Nicholas Basbanes in his home office. North Grafton resident Nicholas Basbanes is a bibliomaniac — someone with a deep love of collecting books.
For many of us, the next few weeks will be a flurry of holiday parties, last-minute gift runs, and the chance to see family and friends. In a bid to remember why we go through so much trouble to be with loved ones this time of year, consider picking up the third literary anthology in the Freeman’s collection entitled Home (Grove, $16). Thirty-seven writers from around the world focused on the idea of home, each bringing a new perspective and interpretation.
In the narrative nonfiction piece “Vacationland,” author Kerri Arsenault returns to her hometown of Mexico, Maine, which sits on the banks of the Androscoggin River. Now a derelict relic of a bygone era, the townspeople’s former prosperity came from toiling in the paper mill in nearby Rumford. “That’s money coming out of those smokestacks,” Arsenault’s father used to say, but there was plenty else coming out of those stacks, too–dioxin, cadmium, arsenic, mercury, and other by-products of contemporary mass-produced papermaking, slowly poisoning the surrounding environment and its inhabitants. (Read “At the Crossroads” in On Paper for a look inside the modern commercial papermaking experience.)

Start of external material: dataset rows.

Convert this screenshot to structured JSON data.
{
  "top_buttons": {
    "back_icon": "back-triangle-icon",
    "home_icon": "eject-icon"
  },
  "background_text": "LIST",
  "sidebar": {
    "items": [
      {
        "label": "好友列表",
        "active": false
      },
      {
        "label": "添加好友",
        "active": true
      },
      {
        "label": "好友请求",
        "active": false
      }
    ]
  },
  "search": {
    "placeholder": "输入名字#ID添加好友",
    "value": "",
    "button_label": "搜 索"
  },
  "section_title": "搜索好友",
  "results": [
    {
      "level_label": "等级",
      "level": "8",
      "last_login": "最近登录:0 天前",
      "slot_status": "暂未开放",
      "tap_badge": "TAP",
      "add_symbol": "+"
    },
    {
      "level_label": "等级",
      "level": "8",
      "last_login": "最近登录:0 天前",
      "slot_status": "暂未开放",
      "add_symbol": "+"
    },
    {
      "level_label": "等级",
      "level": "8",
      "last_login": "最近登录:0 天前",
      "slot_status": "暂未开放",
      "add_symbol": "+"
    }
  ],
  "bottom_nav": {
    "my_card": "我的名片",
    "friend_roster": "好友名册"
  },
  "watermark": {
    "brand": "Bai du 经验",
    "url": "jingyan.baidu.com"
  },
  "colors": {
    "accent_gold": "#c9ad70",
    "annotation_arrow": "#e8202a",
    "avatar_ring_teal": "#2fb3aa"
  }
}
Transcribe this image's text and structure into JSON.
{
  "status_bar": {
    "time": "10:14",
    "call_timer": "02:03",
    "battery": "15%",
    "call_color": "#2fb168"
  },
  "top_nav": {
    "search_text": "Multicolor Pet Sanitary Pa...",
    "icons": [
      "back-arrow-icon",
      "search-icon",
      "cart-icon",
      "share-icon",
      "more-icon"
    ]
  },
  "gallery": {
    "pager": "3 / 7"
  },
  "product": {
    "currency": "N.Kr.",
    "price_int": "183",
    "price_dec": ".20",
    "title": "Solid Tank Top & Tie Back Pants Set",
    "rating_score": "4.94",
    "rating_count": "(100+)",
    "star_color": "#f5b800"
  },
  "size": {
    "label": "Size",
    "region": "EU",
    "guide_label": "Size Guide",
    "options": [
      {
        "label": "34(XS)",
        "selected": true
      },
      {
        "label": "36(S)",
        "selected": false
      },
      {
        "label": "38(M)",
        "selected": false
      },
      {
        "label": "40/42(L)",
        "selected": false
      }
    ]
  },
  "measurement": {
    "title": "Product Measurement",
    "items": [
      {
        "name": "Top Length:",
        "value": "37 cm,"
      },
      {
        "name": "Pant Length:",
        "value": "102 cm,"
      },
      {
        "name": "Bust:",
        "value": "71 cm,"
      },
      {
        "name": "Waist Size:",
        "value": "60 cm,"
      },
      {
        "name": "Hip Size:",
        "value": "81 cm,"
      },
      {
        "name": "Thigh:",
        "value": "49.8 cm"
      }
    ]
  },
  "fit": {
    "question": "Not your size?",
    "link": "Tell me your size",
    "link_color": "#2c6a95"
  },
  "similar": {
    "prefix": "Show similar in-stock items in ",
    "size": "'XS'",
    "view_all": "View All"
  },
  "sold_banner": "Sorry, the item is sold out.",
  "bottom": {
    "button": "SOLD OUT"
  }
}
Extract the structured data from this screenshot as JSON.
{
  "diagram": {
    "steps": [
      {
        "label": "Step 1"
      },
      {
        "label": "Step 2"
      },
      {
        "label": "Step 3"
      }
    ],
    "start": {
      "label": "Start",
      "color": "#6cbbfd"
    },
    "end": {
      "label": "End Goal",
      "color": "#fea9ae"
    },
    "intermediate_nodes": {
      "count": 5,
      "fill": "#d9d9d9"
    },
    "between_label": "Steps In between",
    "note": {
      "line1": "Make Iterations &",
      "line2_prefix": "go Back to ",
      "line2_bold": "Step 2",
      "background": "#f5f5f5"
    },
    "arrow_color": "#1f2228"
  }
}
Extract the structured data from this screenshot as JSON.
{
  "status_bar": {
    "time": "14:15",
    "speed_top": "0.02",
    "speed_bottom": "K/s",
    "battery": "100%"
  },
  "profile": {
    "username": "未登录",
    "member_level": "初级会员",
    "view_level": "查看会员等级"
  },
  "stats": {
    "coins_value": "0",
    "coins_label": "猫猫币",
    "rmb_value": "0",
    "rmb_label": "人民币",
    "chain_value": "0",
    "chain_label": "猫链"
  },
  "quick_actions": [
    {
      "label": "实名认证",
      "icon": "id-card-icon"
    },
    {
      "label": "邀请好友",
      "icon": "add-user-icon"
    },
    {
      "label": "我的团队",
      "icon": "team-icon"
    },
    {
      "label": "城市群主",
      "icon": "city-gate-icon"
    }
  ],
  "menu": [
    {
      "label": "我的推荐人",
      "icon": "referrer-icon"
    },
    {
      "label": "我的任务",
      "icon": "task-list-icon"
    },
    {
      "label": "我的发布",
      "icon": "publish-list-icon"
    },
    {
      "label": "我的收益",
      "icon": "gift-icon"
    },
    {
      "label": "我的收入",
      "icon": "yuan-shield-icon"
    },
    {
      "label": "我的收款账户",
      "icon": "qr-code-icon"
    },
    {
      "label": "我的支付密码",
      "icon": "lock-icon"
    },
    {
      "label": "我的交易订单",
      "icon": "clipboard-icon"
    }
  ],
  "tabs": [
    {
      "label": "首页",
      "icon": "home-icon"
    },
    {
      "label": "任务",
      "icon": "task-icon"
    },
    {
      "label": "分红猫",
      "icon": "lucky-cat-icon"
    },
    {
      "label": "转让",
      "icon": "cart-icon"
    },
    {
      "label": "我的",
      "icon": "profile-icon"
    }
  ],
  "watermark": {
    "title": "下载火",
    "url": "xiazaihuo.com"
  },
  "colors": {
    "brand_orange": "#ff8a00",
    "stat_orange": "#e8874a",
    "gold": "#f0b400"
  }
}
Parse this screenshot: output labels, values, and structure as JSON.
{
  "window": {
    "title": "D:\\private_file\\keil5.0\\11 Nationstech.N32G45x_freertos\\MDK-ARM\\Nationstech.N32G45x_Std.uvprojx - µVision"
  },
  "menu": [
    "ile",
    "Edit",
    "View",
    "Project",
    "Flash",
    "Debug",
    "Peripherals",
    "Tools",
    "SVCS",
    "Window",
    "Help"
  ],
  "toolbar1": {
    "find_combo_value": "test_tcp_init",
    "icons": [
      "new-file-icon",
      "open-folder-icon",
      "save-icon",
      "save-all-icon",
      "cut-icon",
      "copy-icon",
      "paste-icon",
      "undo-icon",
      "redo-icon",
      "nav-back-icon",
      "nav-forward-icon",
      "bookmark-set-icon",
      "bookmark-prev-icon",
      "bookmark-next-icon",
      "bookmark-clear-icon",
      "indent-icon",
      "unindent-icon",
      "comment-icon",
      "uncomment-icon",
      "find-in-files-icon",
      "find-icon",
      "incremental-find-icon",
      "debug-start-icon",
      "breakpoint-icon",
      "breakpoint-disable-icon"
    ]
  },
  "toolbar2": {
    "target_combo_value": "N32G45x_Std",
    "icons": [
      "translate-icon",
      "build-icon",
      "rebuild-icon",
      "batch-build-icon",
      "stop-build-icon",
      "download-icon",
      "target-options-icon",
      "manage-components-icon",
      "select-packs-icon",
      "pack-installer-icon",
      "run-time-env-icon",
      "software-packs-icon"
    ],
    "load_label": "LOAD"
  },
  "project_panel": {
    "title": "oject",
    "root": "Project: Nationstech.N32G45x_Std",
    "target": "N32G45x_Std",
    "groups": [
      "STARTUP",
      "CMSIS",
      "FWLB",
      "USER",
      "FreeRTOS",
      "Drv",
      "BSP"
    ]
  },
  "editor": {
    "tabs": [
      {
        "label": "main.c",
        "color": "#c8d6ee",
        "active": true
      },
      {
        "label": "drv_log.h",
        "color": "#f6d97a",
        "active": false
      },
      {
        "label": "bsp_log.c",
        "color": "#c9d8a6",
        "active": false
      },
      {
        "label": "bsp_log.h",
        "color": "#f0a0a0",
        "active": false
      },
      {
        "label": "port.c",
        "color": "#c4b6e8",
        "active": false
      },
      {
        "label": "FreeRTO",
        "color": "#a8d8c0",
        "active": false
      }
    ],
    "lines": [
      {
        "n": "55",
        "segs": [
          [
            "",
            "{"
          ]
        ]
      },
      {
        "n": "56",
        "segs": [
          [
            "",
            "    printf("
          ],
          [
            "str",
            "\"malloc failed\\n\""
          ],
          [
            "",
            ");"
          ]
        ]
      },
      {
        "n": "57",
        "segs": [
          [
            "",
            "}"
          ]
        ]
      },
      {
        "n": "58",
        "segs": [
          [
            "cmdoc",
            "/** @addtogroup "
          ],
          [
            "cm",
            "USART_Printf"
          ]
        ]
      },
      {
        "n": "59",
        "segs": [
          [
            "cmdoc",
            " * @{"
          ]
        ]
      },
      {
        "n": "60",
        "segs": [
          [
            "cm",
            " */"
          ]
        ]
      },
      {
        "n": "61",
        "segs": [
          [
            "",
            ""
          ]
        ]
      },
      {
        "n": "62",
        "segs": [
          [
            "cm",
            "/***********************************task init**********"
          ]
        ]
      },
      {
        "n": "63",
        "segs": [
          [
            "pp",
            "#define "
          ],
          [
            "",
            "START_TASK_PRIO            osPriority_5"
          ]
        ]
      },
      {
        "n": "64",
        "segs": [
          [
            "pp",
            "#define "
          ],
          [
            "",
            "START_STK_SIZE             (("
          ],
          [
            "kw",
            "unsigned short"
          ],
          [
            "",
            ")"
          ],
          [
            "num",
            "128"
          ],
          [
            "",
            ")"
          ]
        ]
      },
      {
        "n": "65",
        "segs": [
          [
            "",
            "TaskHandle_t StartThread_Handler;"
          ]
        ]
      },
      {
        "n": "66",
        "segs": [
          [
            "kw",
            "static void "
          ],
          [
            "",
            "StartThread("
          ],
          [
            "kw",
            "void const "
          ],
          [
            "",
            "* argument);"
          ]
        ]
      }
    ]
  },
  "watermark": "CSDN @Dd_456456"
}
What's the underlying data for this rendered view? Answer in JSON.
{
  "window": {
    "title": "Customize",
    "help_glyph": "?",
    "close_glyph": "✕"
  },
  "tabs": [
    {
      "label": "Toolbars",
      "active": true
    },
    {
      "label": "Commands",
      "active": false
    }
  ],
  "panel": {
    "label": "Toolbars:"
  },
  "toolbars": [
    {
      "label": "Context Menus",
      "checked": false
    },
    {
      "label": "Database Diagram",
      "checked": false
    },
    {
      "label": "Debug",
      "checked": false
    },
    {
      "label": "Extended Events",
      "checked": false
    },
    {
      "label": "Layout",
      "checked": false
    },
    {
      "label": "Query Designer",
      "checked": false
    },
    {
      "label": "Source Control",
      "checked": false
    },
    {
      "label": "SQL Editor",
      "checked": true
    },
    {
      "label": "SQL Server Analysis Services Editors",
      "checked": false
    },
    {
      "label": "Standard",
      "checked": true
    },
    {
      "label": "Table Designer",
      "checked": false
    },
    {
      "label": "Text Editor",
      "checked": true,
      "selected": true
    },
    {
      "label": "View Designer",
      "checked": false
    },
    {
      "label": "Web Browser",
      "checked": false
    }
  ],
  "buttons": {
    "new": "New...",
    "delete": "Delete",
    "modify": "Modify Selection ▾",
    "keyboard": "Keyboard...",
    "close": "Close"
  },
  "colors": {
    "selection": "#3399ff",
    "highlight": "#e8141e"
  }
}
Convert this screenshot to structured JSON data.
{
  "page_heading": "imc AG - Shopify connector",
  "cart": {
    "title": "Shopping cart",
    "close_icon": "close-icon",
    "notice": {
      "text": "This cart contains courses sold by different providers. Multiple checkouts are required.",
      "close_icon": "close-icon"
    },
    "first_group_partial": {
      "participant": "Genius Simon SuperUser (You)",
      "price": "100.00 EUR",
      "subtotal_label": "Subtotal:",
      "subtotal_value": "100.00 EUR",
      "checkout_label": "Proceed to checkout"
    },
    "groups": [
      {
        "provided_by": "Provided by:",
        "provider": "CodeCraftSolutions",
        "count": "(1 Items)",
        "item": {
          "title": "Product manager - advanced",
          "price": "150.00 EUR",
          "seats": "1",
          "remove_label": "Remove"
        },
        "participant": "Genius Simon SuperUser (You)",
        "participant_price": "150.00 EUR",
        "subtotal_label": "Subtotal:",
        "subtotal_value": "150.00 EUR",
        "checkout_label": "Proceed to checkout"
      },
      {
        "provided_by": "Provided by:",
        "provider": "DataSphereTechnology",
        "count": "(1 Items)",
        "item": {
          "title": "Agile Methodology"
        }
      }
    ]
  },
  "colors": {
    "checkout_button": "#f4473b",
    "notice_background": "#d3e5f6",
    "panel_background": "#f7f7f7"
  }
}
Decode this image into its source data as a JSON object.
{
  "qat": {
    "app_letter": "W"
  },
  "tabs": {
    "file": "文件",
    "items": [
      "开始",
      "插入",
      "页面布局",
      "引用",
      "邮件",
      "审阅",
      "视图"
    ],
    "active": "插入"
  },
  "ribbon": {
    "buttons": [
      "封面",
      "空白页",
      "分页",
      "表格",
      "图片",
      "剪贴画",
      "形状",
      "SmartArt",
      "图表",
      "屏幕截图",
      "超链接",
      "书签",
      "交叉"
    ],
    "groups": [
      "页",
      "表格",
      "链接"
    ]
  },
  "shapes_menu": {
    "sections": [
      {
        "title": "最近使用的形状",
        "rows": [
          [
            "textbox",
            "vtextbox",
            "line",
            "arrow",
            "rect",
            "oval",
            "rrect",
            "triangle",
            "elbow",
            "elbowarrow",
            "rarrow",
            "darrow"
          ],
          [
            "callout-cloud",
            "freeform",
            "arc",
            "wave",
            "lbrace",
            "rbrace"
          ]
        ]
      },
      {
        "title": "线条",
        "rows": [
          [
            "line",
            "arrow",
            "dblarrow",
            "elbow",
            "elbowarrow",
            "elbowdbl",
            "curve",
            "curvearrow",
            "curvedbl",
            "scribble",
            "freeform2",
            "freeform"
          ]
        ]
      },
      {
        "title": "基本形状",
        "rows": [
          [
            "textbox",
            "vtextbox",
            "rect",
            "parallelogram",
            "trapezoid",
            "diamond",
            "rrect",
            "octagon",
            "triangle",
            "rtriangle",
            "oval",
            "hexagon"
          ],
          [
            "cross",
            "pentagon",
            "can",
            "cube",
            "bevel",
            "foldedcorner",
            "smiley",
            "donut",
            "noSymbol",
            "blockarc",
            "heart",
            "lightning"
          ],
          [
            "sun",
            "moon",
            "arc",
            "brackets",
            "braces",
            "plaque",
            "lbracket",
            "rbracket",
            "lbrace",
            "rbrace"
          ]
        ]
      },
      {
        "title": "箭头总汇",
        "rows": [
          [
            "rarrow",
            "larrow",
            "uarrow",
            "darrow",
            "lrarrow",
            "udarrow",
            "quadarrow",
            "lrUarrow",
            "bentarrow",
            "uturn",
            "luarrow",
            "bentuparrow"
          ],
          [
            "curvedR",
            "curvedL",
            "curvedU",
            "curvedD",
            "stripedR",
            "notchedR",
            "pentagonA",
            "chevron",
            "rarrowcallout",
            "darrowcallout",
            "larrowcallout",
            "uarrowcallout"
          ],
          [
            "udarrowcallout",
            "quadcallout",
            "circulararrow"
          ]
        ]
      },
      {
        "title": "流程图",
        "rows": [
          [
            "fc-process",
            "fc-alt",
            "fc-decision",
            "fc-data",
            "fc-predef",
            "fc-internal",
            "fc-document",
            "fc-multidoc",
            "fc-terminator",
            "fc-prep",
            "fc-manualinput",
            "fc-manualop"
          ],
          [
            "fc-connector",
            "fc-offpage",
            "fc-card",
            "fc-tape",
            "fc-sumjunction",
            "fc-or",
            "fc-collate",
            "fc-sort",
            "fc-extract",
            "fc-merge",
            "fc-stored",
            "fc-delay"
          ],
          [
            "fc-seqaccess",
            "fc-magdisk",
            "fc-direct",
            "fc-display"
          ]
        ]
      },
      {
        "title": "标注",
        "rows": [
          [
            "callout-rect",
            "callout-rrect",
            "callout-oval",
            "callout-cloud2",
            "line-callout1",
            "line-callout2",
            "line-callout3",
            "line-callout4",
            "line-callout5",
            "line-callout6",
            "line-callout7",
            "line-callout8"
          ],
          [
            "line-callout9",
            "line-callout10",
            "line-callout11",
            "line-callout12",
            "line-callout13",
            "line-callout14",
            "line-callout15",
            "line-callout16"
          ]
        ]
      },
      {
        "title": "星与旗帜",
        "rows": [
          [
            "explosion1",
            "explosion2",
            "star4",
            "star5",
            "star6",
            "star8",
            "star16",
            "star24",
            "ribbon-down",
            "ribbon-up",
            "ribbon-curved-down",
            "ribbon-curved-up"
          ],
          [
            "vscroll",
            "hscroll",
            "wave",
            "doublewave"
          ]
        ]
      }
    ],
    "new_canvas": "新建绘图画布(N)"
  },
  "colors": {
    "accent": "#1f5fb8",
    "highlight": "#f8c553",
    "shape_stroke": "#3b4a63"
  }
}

Read more about the idea of home over at the Fine Books Blog.
The year-end fundraiser to keep Booklyn in Brooklyn is nearing its final days. Founded in 1999, the non-profit artists and bookmakers association has promoted, documented, and distributed artists’ books to the general public and educational institutions, dedicated to education through the exhibition and distribution of art books and prints. (For a thorough examination, read A.N. Devers’ piece about the nonprofit here, from the Fine Books & Collections Spring 2015 issue.)
Having long ago grown out of its 600-square-foot studio in Greenpoint, the organization has been on the hunt for a new home, and was recently invited to take up residence at ArtBuilt Brooklyn, a 50,000-square-foot art community at the Brooklyn Army Terminal. There, Booklyn will have a production studio, art gallery, event space, and an office to continue producing artists’ books.
images courtesy of Booklyn
On November 11th, a museum opened in Abu Dhabi. And as is fitting for a city known for its glittering skyscrapers and luxury accommodations, it wasn’t just any museum. A collaboration with the Louvre in Paris, the Louvre Abu Dhabi is being billed as a new culture hub for the Middle East.
Read all about this new desert art palace over at the Art & Object website.
image: © Louvre Abu Dhabi – Photography Roland Halbe
Happy after-Thanksgiving! Looking for something to read? Why not choose from the recently minted National Book Award winners. Jesmyn Ward took home the ficion award for Sing, Unburied, Sing (Scribner/Simon & Schuster). This is the second time Ward’s writing has been recognzied by the National Book Foundation; her Salvage the Bones won in 2011. Sing, Unburied, Sing explores the life if a young boy raised by his grandparents in Mississippi and how he navigates the gritty path into adulthood. Read about all the winners at the Fine Books Blog.
In January, bookseller Bernard Rosenthal passed away in Oakland, California, at the age of 96. Fellow bookseller Ian Jackson recently wrote a biography on Rosenthal–read all about it at the Fine Books Blog.
In January, bookseller Bernard Rosenthal passed away in Oakland, California, at the age of 96. Rosenthal was born in Munich in 1920 into a family of booksellers known throughout the industry as the “Rosenthal Dynasty.” Part of the massive exodus of Jewish antiquarian booksellers from Germany during the Nazi regime–the “gentle invaders” as Rosenthal called them–he ended up in New York, where he set up shop in the 1950s. Rosenthal eventually moved to Berkeley, where he focused on medieval manuscripts and early printed books. (For more on Rosenthal and fellow emigré booksellers of the early 20th century, read Nick Basbanes’ chapter “Hunters and Gatherers” in Patience & Fortitude.)
Rosenthal’s catalogs became the stuff of legend in the antiquarian world, in which he described easily overlooked details and craftsmanship that only came to light after careful examination of the item at hand. “We have committed the cardinal sin of the bookseller: we have READ most of these books…which has, however, brought some surprising results,” Rosenthal wrote in one of his early catalogs.
Fellow bookseller Ian Jackson recently wrote a biography on Rosenthal–read all about it at the Fine Books Blog.
Tiny Oof Bookstore opens in #LosAngeles #bookstores http://bit.ly/2x0B2s0 @finebooks
Though already home to a sizable number of independent, brick-and-mortar bookshops, Los Angeles recently welcomed a new addition to the family: OOF Bookstore, which opened its doors in the up-and-coming neighborhood of Cypress Park on July 2. Read all about this pint-size place on the Fine Books Blog.